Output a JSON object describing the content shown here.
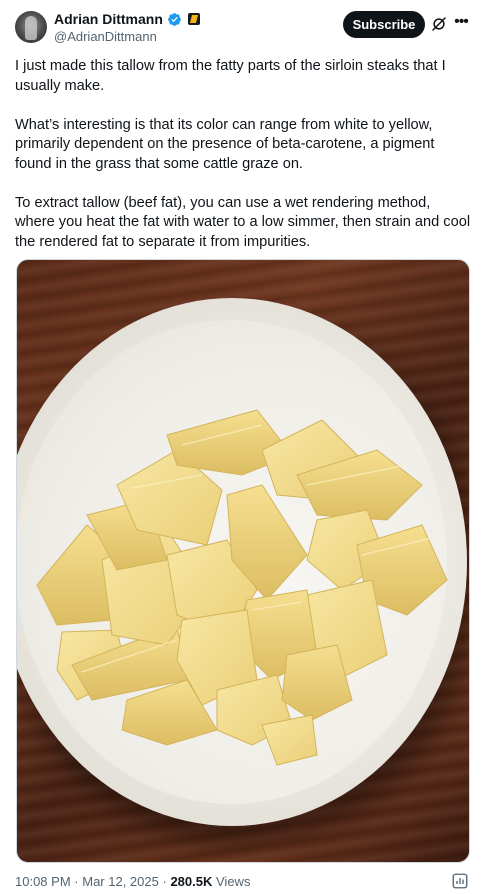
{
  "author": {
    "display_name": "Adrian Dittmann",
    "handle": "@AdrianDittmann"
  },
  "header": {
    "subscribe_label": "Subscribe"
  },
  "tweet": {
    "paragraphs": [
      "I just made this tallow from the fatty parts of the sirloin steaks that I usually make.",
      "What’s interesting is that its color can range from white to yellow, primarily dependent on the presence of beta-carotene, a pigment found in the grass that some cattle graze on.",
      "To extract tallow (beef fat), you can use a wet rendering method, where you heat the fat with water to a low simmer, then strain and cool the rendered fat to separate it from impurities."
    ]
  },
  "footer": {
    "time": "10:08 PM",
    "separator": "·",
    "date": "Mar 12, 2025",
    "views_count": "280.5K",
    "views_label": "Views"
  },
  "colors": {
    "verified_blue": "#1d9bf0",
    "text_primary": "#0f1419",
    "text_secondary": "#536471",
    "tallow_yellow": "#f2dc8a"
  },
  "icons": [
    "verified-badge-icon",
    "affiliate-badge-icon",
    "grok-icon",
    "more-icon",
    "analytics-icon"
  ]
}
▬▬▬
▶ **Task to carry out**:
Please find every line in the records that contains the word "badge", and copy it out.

▶ **Response area**:
    "verified-badge-icon",
    "affiliate-badge-icon",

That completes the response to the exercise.